First of all, you can use Polaris to find true north even without a compass. The star aligns with maps and is accurate to about a degree. In astronomy, Polaris is used as the North Star and as the Lodestar. It also appears on the Alaskan and Nunavut flags, giving you a visual reference when aligning your equatorial mount telescope. It also has the name ‘Cynosure’.
Secondly, you can also look for Polaris by night. Its position in the sky depends on your latitude. If you live in an area where Polaris is visible, you can use a telescope to find it. But if you live in a place with poor visibility, you can use a small binoculars. Just make sure that you have a good night’s sleep before attempting to spot Polaris.
Lastly, Polaris is the nearest celestial pole, so if you want to be sure that you’re facing the right direction, look up toward the sky. A compass will not always provide you with the exact location of Polaris, so make sure you know where it is before you set out. If you’re traveling through the northern hemisphere, remember to look towards the pole star to find it. It will help you navigate better.
When stargazing by night, you can also find Polaris by looking up in the sky. It’s also known as the North Star and lies in the constellation Ursa Minor. It’s not the brightest star in the night sky, but it is a good aid in locating directions. You can also find the star when you’re in a location in the Northern Hemisphere. And if you’re not a stargazer, you can also use the Little Dipper to find it.
Among other celestial bodies, Polaris is a variable star. Its brightness varies from magnitude 1.86 to 2.13 every four days. Until about six hundred years ago, Polaris was more than a tenth magnitude brighter. However, since then, the brightness has dwindled to just a few millimeters. That is why you can now use it as a reference for distances to galaxies and star clusters.
Another star with a yellow supergiant mass, Polaris Aa is the closest to the Earth. It is 2,500 times brighter than the sun. But it cannot be seen from the southern hemisphere. Until recently, its brightness had been thought to be due to its far distance. It is now considered a binary star by astronomers. That’s what makes it so fascinating and special. You must definitely know more about Polaris.
A typical Polaris program includes two main components: a masterclass and an industry project. During the masterclass, an experienced expert from a leading company teaches the students essential skills. After this, students work together on an actual project in which they apply the knowledge they learned in class to a real-life situation. Whether you’re an aspiring engineer, a business owner, or just someone looking for a career change, Polaris is a company worth following.

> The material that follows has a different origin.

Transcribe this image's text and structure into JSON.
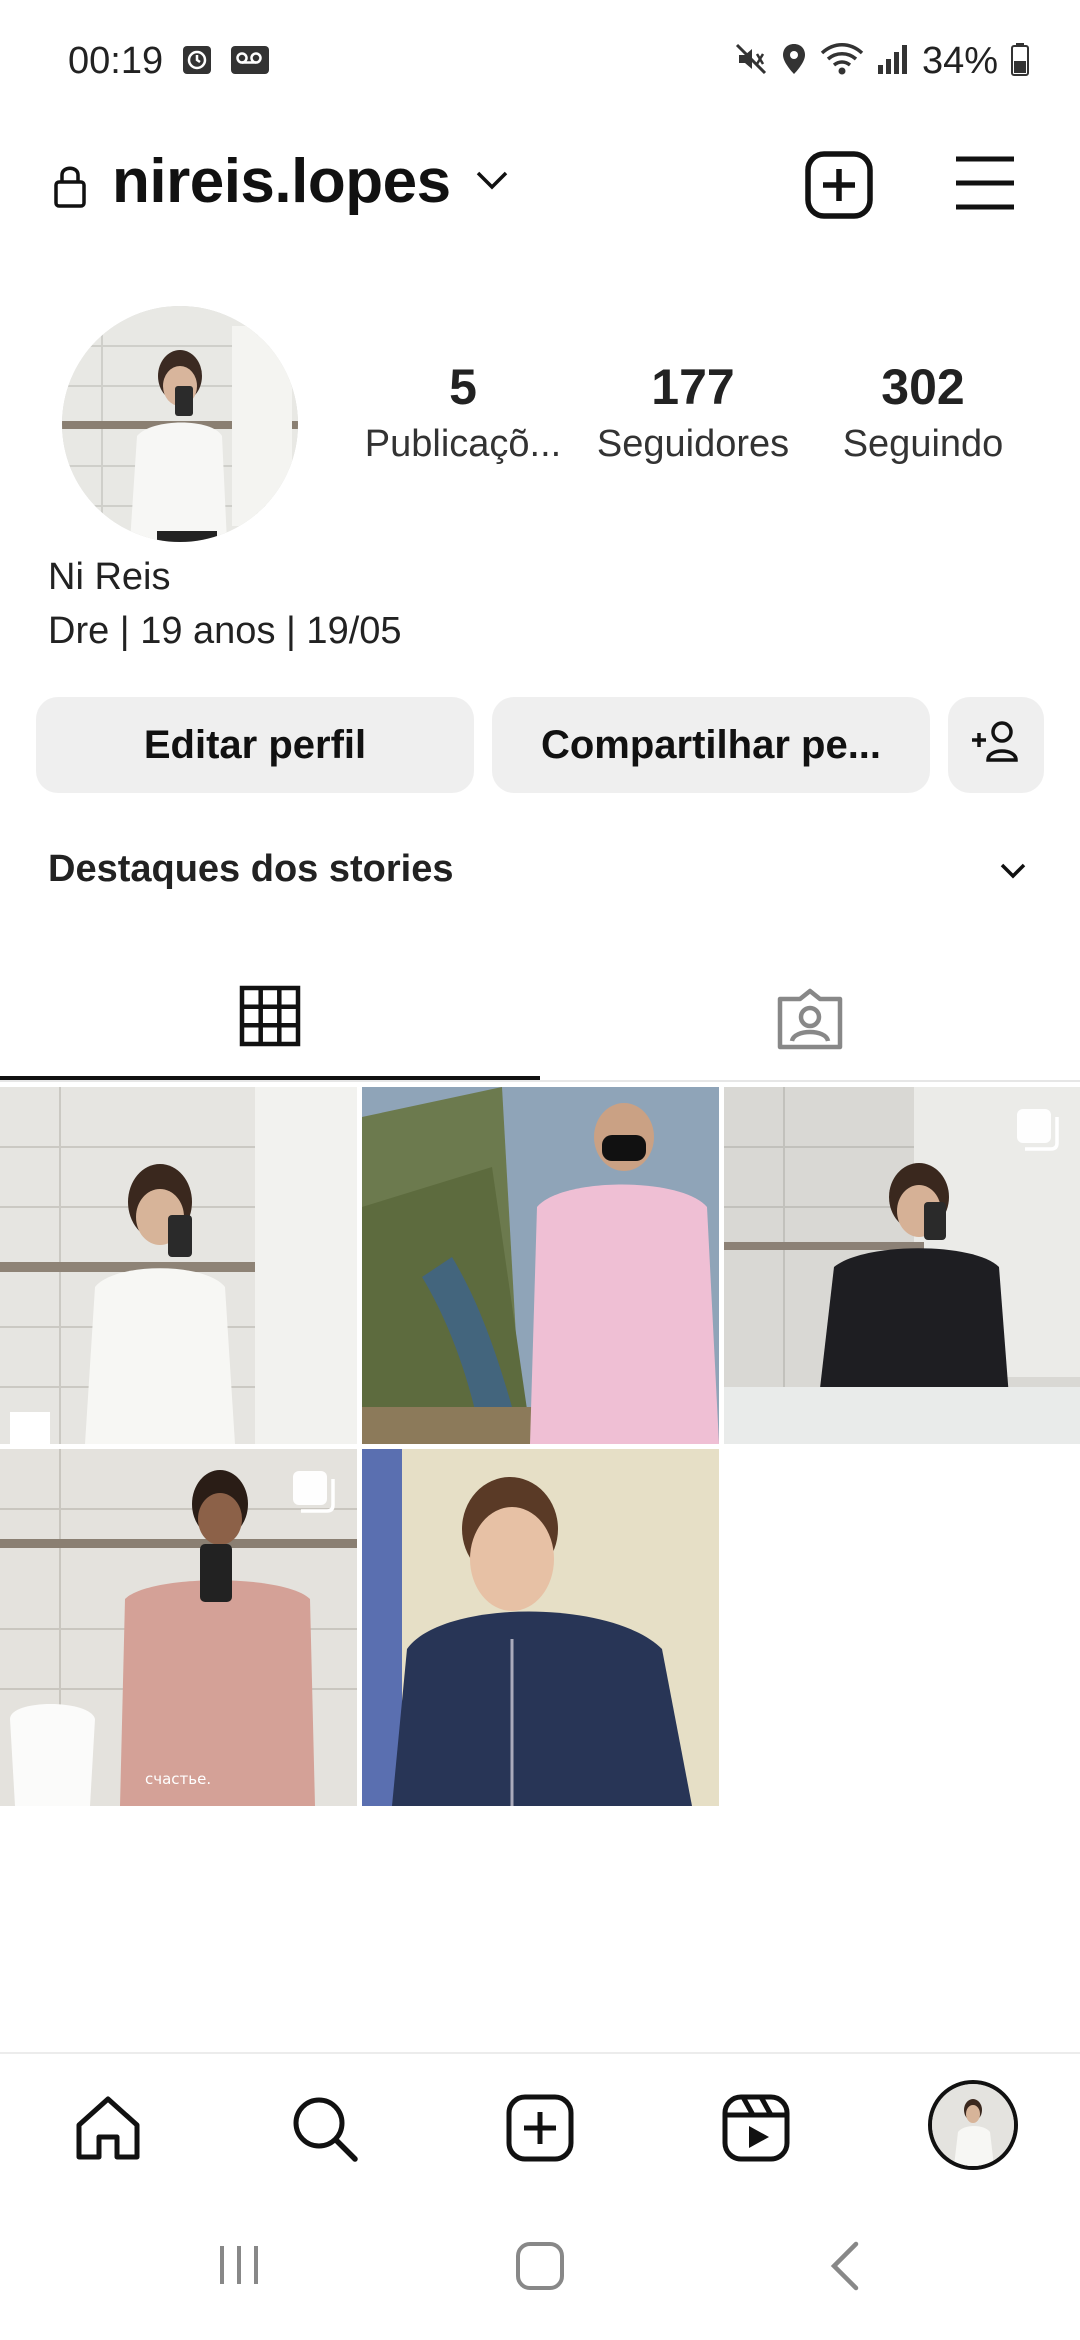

In ancient times, the celestial pole was closer to Thuban than it is to Polaris. In classical antiquity, it was close to Kochab (b UMi) and was about the same distance from Polaris by late antiquity. During late antiquity, navigators used brighter stars to guide themselves. The Greek astronomer Pytheas even wrote about the polaris as “aei phanes” because it was always visible.

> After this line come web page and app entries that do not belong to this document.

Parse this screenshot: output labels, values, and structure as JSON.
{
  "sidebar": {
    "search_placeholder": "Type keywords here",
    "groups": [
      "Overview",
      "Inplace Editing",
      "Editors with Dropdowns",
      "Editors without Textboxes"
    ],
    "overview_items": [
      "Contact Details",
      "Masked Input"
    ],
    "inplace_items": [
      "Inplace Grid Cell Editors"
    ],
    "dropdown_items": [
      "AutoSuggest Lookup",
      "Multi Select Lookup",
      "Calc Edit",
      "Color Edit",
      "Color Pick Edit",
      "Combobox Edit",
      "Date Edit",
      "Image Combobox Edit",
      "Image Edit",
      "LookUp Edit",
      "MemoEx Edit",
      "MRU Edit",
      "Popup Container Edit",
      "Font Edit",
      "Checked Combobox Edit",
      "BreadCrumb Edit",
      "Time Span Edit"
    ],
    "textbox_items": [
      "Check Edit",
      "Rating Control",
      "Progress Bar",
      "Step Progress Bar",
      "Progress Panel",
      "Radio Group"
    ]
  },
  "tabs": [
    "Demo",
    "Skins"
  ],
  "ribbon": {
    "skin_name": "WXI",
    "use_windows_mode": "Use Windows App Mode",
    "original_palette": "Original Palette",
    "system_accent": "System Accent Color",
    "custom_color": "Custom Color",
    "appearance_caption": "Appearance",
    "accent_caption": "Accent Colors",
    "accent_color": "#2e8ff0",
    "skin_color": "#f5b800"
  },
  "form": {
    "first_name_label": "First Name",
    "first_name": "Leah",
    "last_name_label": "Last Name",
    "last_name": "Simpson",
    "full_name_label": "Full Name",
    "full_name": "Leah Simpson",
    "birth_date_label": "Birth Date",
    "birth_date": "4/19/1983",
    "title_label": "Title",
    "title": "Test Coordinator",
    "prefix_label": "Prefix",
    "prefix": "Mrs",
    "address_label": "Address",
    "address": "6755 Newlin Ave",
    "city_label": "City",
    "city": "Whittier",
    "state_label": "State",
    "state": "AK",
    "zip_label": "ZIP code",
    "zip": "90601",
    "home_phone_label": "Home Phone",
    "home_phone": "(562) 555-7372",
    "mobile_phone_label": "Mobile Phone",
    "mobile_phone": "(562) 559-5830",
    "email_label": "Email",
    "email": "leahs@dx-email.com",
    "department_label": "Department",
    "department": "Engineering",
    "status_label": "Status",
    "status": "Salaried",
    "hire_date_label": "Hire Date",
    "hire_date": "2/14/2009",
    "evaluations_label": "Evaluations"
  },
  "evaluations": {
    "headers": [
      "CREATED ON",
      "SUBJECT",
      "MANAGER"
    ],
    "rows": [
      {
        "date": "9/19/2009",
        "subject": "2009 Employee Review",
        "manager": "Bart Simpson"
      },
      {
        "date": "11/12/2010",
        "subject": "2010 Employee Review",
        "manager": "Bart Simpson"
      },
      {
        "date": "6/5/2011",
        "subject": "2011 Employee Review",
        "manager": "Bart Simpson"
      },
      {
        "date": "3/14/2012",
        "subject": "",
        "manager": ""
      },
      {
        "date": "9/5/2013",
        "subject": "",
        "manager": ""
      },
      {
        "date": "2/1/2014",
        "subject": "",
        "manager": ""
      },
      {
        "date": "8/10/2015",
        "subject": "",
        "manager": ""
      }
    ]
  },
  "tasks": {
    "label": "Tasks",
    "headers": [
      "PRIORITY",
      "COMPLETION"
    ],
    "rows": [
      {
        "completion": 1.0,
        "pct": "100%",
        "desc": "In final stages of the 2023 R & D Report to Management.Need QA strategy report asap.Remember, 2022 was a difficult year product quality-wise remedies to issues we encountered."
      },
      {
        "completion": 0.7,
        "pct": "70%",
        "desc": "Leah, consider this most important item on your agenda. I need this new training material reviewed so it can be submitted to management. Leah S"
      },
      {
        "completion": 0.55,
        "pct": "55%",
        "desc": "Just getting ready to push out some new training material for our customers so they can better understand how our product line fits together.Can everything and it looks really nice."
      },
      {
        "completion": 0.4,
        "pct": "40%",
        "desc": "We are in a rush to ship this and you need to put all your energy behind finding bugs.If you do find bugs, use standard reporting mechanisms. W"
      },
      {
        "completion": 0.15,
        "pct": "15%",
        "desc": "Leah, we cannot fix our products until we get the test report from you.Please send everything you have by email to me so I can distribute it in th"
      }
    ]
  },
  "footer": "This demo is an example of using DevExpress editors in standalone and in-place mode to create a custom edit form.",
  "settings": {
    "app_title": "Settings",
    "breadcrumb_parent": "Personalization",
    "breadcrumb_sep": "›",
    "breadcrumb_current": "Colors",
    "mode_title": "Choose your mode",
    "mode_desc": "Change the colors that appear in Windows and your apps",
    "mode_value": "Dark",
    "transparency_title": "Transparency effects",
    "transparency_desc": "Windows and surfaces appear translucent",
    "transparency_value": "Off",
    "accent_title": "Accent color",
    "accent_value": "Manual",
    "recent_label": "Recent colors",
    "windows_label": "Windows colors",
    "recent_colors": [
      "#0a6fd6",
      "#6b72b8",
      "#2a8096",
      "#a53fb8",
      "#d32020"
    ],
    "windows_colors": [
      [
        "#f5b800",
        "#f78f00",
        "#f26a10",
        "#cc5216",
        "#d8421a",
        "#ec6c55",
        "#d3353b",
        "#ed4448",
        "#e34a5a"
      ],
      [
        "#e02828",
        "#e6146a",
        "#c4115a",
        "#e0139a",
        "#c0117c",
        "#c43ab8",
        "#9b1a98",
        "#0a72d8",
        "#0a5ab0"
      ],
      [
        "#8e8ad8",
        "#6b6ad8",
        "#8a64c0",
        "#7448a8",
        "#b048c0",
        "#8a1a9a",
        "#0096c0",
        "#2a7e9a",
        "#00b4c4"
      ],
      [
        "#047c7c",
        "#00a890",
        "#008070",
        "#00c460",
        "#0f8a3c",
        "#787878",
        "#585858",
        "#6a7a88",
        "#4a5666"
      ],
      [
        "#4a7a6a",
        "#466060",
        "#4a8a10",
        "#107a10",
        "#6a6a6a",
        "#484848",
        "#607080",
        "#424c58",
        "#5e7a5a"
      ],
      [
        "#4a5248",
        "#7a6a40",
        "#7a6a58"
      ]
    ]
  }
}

A guide to find Polaris by stargazing: Polaris is in the constellation Ursa Minor, which includes the infamous Little Dipper. While the Little Dipper is not very bright, it contains seven stars in the constellation Ursa Major. If you find the right constellation, Polaris will be in the end of the handle of the Little Dipper. Once you’ve found this constellation, look for the North Star and you’ll see it almost overhead.